DO Allow free ranging/access to the outdoors
Even though you may not want to be outside when it's cold, your chickens still want to. Chickens have heavy, duty feathers which allow them to survive and thrive in cold much better than we ourselves can. They are a lot more hardy than you may think. So unless the temps are lower than -5 try and open the coop door every day for at least a few hours. Chickens HATE being confined all the time. It can even make them sick.
DO Rub vaseline on chickens' combs and wattles
This helps prevent nerve damage from frostbite. Further ways to help prevent frostbite include: making SURE the bedding does not get wet, using 2X4" roosts with the 4" side facing up (chickens like to sleep flat footed which allows their chest feathers to cover their toes entirely) and keep humidity levels down in the coop. Here is a link on preventing and curing frostbite: https://www.backyardchickens.com/a/frostbite
DON'T Keep your chickens closed inside
Only keep them inside with all doors shut if the temps are lower than -5. Otherwise, always leave one door open so they can get outside when needed.
DON'T Tightly insulate your coop
Why? Because the tighter the insulation, the more moisture build up is created. This leads back to the whole ventilation deal. Moisture from droppings, breath and humidity all will be increased if you tightly insulate your coop.

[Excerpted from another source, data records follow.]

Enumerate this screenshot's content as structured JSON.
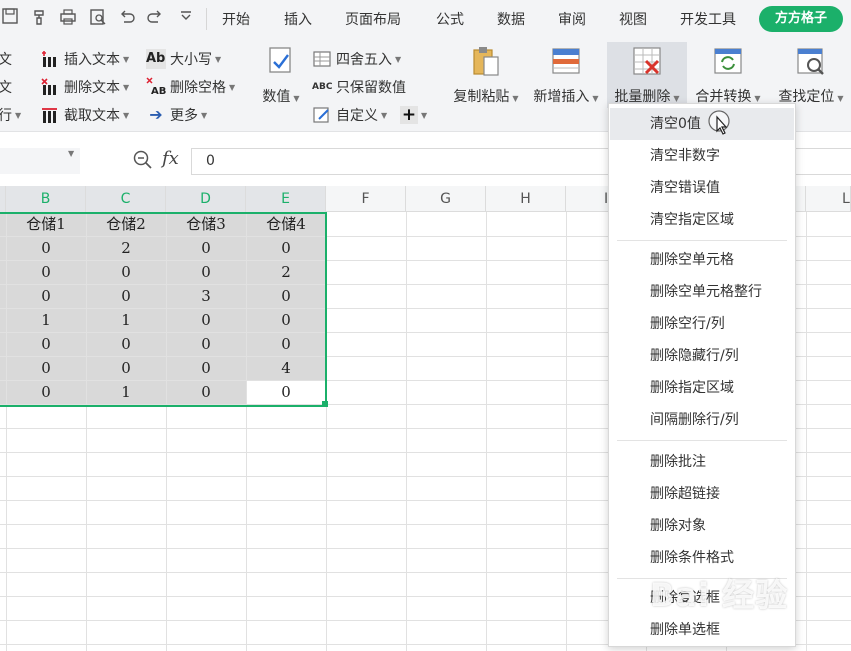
{
  "menubar": {
    "tabs": [
      "开始",
      "插入",
      "页面布局",
      "公式",
      "数据",
      "审阅",
      "视图",
      "开发工具"
    ],
    "brand_button": "方方格子",
    "quick_access_icons": [
      "save-icon",
      "format-painter-icon",
      "print-icon",
      "print-preview-icon",
      "undo-icon",
      "redo-icon",
      "customize-icon"
    ]
  },
  "ribbon": {
    "left_cut_glyphs": [
      "文",
      "文",
      "行"
    ],
    "text_group": {
      "insert_text": "插入文本",
      "delete_text": "删除文本",
      "extract_text": "截取文本",
      "case": "大小写",
      "delete_spaces": "删除空格",
      "more": "更多"
    },
    "number_group": {
      "numeric": "数值",
      "round": "四舍五入",
      "keep_values": "只保留数值",
      "custom": "自定义",
      "plus": "+"
    },
    "big_buttons": {
      "copy_paste": "复制粘贴",
      "add_insert": "新增插入",
      "batch_delete": "批量删除",
      "merge_convert": "合并转换",
      "find_locate": "查找定位"
    }
  },
  "formula_bar": {
    "fx": "fx",
    "value": "0"
  },
  "sheet": {
    "columns": [
      "B",
      "C",
      "D",
      "E",
      "F",
      "G",
      "H",
      "I",
      "L"
    ],
    "headers": [
      "仓储1",
      "仓储2",
      "仓储3",
      "仓储4"
    ],
    "rows": [
      [
        "0",
        "2",
        "0",
        "0"
      ],
      [
        "0",
        "0",
        "0",
        "2"
      ],
      [
        "0",
        "0",
        "3",
        "0"
      ],
      [
        "1",
        "1",
        "0",
        "0"
      ],
      [
        "0",
        "0",
        "0",
        "0"
      ],
      [
        "0",
        "0",
        "0",
        "4"
      ],
      [
        "0",
        "1",
        "0",
        "0"
      ]
    ]
  },
  "dropdown": {
    "groups": [
      [
        "清空0值",
        "清空非数字",
        "清空错误值",
        "清空指定区域"
      ],
      [
        "删除空单元格",
        "删除空单元格整行",
        "删除空行/列",
        "删除隐藏行/列",
        "删除指定区域",
        "间隔删除行/列"
      ],
      [
        "删除批注",
        "删除超链接",
        "删除对象",
        "删除条件格式"
      ],
      [
        "删除复选框",
        "删除单选框"
      ]
    ],
    "highlighted": "清空0值"
  },
  "watermark": "Bai 经验",
  "colors": {
    "accent": "#1bb06a",
    "ribbon_bg": "#f3f4f6",
    "selection_shade": "#d9d9d9"
  }
}
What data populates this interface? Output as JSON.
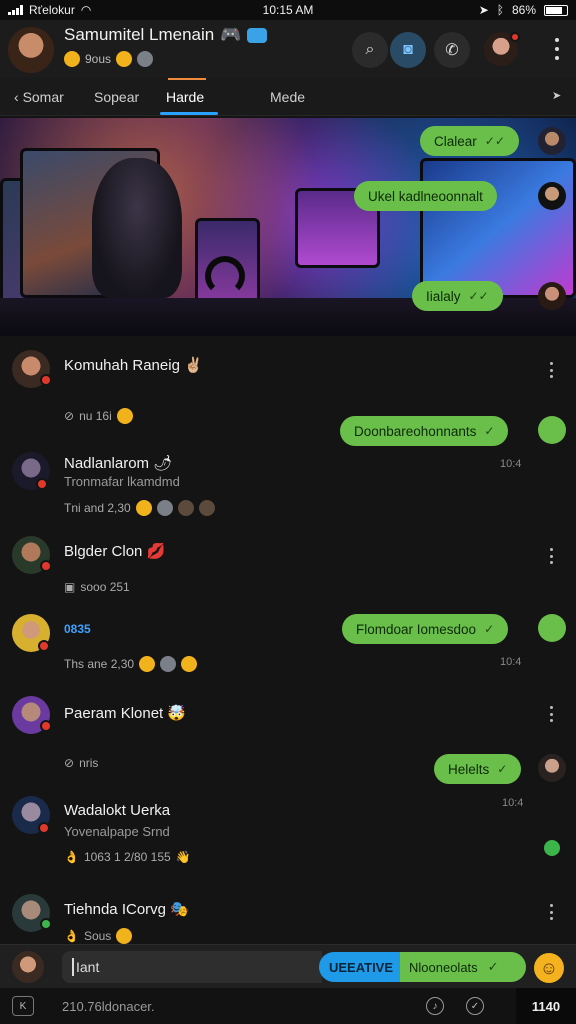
{
  "status": {
    "carrier": "Rťelokur",
    "time": "10:15 AM",
    "battery": "86%"
  },
  "header": {
    "title": "Samumitel Lmenain",
    "title_emoji": "🎮",
    "subtitle": "9ous",
    "actions": [
      "search-icon",
      "camera-icon",
      "call-icon"
    ]
  },
  "tabs": [
    "Somar",
    "Sopear",
    "Harde",
    "Mede"
  ],
  "banner_bubbles": [
    "Clalear",
    "Ukel kadlneoonnalt",
    "Iialaly"
  ],
  "chats": [
    {
      "name": "Komuhah Raneig",
      "emoji": "✌🏼",
      "meta": "nu 16i"
    },
    {
      "name": "Nadlanlarom",
      "emoji": "🌶",
      "sub": "Tronmafar lkamdmd",
      "meta": "Tni and 2,30"
    },
    {
      "name": "Blgder Clon",
      "emoji": "💋",
      "meta": "sooo 251"
    },
    {
      "name": "0835",
      "meta": "Ths ane 2,30"
    },
    {
      "name": "Paeram Klonet",
      "emoji": "🤯",
      "meta": "nris"
    },
    {
      "name": "Wadalokt Uerka",
      "sub": "Yovenalpape Srnd",
      "meta": "1063 1 2/80 155"
    },
    {
      "name": "Tiehnda ICorvg",
      "emoji": "🎭",
      "meta": "Sous"
    }
  ],
  "outgoing": [
    {
      "text": "Doonbareohonnants",
      "time": "10:4"
    },
    {
      "text": "Flomdoar Iomesdoo",
      "time": "10:4"
    },
    {
      "text": "Helelts",
      "time": "10:4"
    }
  ],
  "composer": {
    "placeholder": "Iant",
    "send_label": "UEEATIVE",
    "suggest": "Nlooneolats"
  },
  "bottom": {
    "text": "210.76ldonacer.",
    "right": "1140"
  },
  "colors": {
    "bubble": "#6abf4b",
    "accent": "#1e9ae8",
    "background": "#141414"
  }
}
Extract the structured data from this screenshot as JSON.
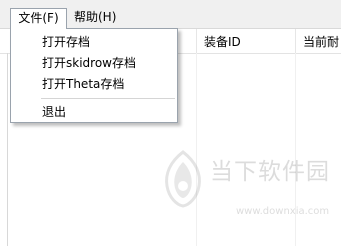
{
  "menubar": {
    "file_label": "文件(F)",
    "help_label": "帮助(H)"
  },
  "file_menu": {
    "items": [
      "打开存档",
      "打开skidrow存档",
      "打开Theta存档",
      "退出"
    ]
  },
  "list": {
    "columns": [
      "装备ID",
      "当前耐"
    ]
  },
  "watermark": {
    "brand_text": "当下软件园",
    "url": "www.downxia.com",
    "brand_icon": "downxia-logo-icon"
  }
}
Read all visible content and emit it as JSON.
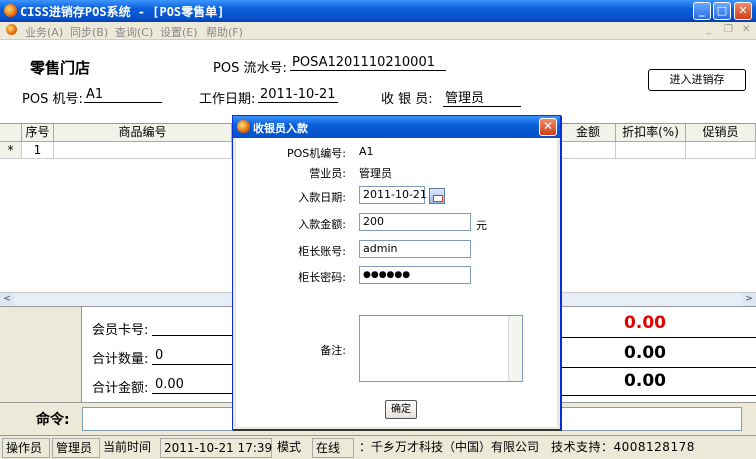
{
  "window": {
    "title": "CISS进销存POS系统 - [POS零售单]",
    "min_label": "_",
    "max_label": "□",
    "close_label": "✕"
  },
  "menu": {
    "items": [
      "业务(A)",
      "同步(B)",
      "查询(C)",
      "设置(E)",
      "帮助(F)"
    ],
    "mdi_controls": [
      "_",
      "❐",
      "✕"
    ]
  },
  "header": {
    "store_name": "零售门店",
    "pos_serial_label": "POS 流水号:",
    "pos_serial_value": "POSA1201110210001",
    "pos_id_label": "POS 机号:",
    "pos_id_value": "A1",
    "work_date_label": "工作日期:",
    "work_date_value": "2011-10-21",
    "cashier_label": "收 银 员:",
    "cashier_value": "管理员",
    "enter_button": "进入进销存"
  },
  "grid": {
    "columns": [
      "序号",
      "商品编号",
      "金额",
      "折扣率(%)",
      "促销员"
    ],
    "row_marker": "*",
    "row_index": "1"
  },
  "scrollbar": {
    "left_arrow": "<",
    "right_arrow": ">"
  },
  "summary": {
    "member_card_label": "会员卡号:",
    "total_qty_label": "合计数量:",
    "total_qty_value": "0",
    "total_amount_label": "合计金额:",
    "total_amount_value": "0.00",
    "right_values": [
      "0.00",
      "0.00",
      "0.00"
    ],
    "right_value_first_color": "#e00000"
  },
  "command": {
    "label": "命令:"
  },
  "status": {
    "operator_label": "操作员",
    "operator_value": "管理员",
    "time_label": "当前时间",
    "time_value": "2011-10-21 17:39",
    "mode_label": "模式",
    "mode_value": "在线",
    "company": "：千乡万才科技（中国）有限公司",
    "support": "技术支持：4008128178"
  },
  "dialog": {
    "title": "收银员入款",
    "close_label": "✕",
    "pos_id_label": "POS机编号:",
    "pos_id_value": "A1",
    "clerk_label": "营业员:",
    "clerk_value": "管理员",
    "date_label": "入款日期:",
    "date_value": "2011-10-21",
    "amount_label": "入款金额:",
    "amount_value": "200",
    "amount_unit": "元",
    "manager_account_label": "柜长账号:",
    "manager_account_value": "admin",
    "manager_password_label": "柜长密码:",
    "manager_password_value": "●●●●●●",
    "memo_label": "备注:",
    "ok_button": "确定"
  },
  "colors": {
    "title_blue": "#0a5fd8",
    "red_value": "#e00000"
  }
}
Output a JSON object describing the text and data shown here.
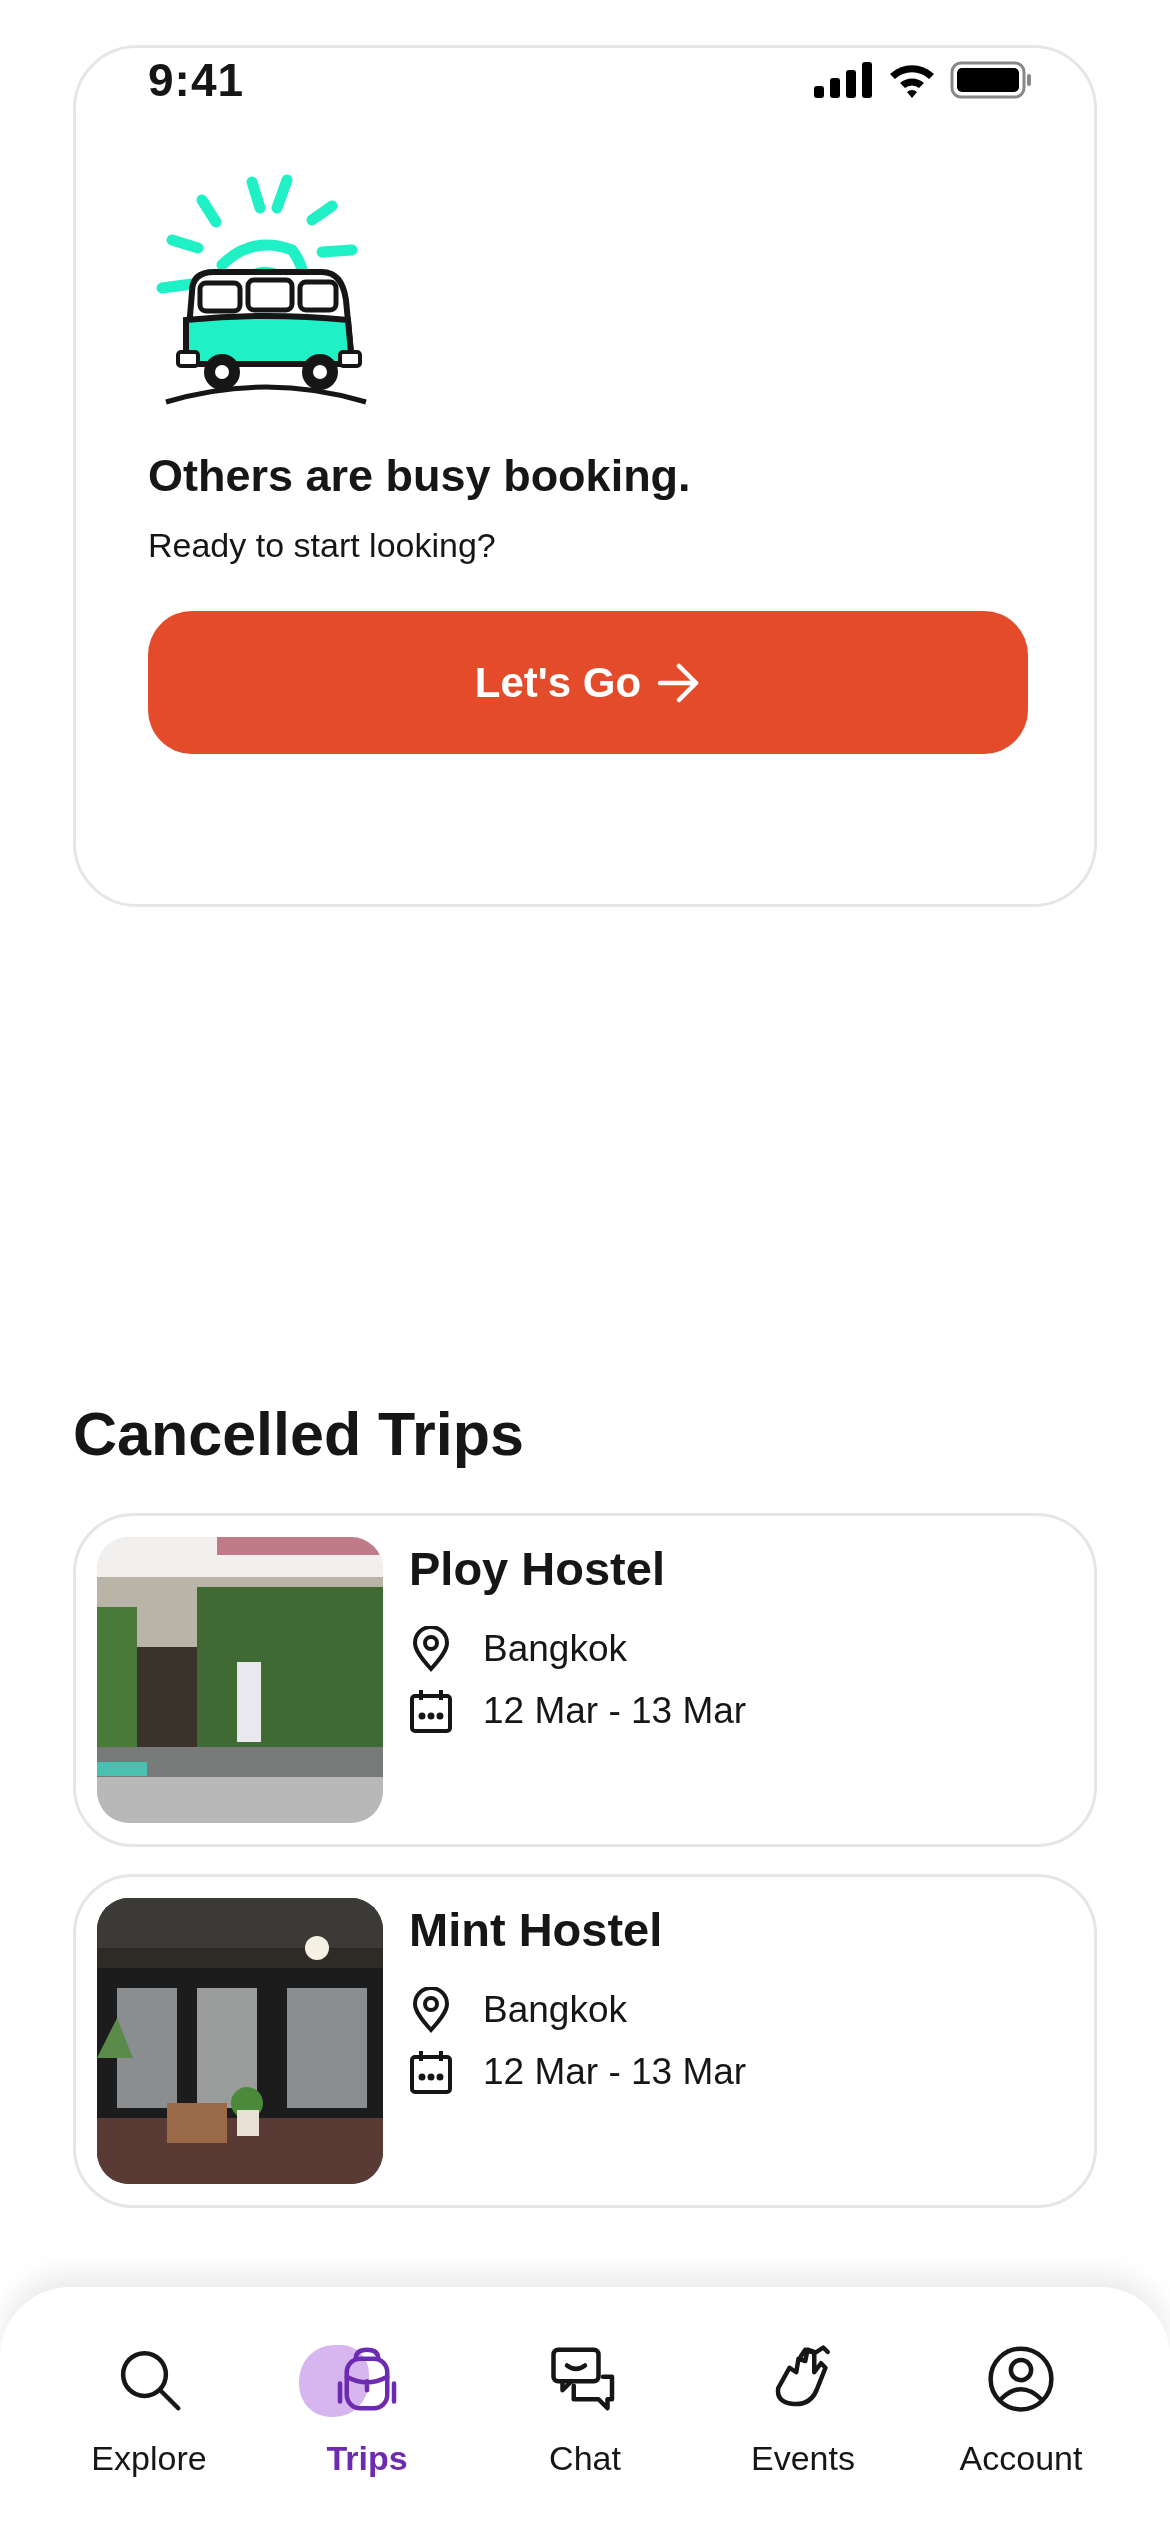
{
  "status_bar": {
    "time": "9:41"
  },
  "empty_state": {
    "title": "Others are busy booking.",
    "subtitle": "Ready to start looking?",
    "button": "Let's Go"
  },
  "cancelled_trips": {
    "heading": "Cancelled Trips",
    "trips": [
      {
        "name": "Ploy Hostel",
        "location": "Bangkok",
        "dates": "12 Mar - 13 Mar"
      },
      {
        "name": "Mint Hostel",
        "location": "Bangkok",
        "dates": "12 Mar - 13 Mar"
      }
    ]
  },
  "tab_bar": [
    {
      "label": "Explore",
      "selected": false
    },
    {
      "label": "Trips",
      "selected": true
    },
    {
      "label": "Chat",
      "selected": false
    },
    {
      "label": "Events",
      "selected": false
    },
    {
      "label": "Account",
      "selected": false
    }
  ]
}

DON'T Allow water or eggs to freeze
Again, either use heated waterers or buy a heated base. Collect eggs more often so they don't freeze. Frozen eggs are hard and obviously cold for a hen to sit on and are not supposed to be eaten.
Here's one way to prevent frozen eggs: Heated nesting boxes help stop frozen eggs!
DON'T Stop cleaning the coop
Do not put off your coop chores because of the cold. The cleaner the better. Droppings are messy, wet, smelly and can freeze. All these are bad for a chicken coop especially in winter. Refresh the bedding every week or so and spot clean every few days.
DON'T Allow drafts to exist in the coop.
(See ventilation info above.)
DON'T Use straw as your only insulation
If you use straw bales as your only heat source and insulation, then mold with grow, causing respiratory illnesses. Insulate your coop properly and add a few bales of straw for extra heat and fun.
Read more on insulation here: To Insulate or Not to Insulate...
(Photo courtesy of MyPetNugget.)
Properly prepare them for the upcoming season.Remember, winterizing is a chore which should NOT be taken lightly. Chickens can and will die if you do not
If you have questions, please feel free to PM me.
DO'S AND DON'T'S FOR WINTERIZING
Recent User Reviews
"Good Starting Point"
- 4/5, 4 out of 5, reviewed Oct 29, 2018
I was very pleased to see that proper breed selection was the first item on the list; it certainly belongs there! Choosing a good breed for your climate, weather, and available habitat should be the first thing any chicken keeper considers--but often isn't.
I would have liked to see more mention, if not discussion, of using greenhouses for winter runs/free-ranging. The whole function of greenhouses is to create a warmer, sheltered microclimate, perfect for helping poultry get out and about during the the harshest frigid coldsnaps. Many agriculturally-inclined people with any amount of land in cold regions already have greenhouse space for winter crops and composting that could be adapted for parttime or shared use by chickens with minimal additional trouble or expense.
I believe Harvey Ussery has written about this some in his book and on his website, themodernhomestead.us.
- 5/5, 5 out of 5, reviewed Oct 29, 2018
Thanks for the advice and reminders. I've had chickens for a few years, but this was a great reminder and the first full explanation on ventilation that I've read. We live in Maine, so we get some very severe cold.
Unfortunately, my husband refuses to help me catch each of our 2 dozen chickens so we can rub petroleum jelly on their wattles! But I can put the rest of the advice into practice.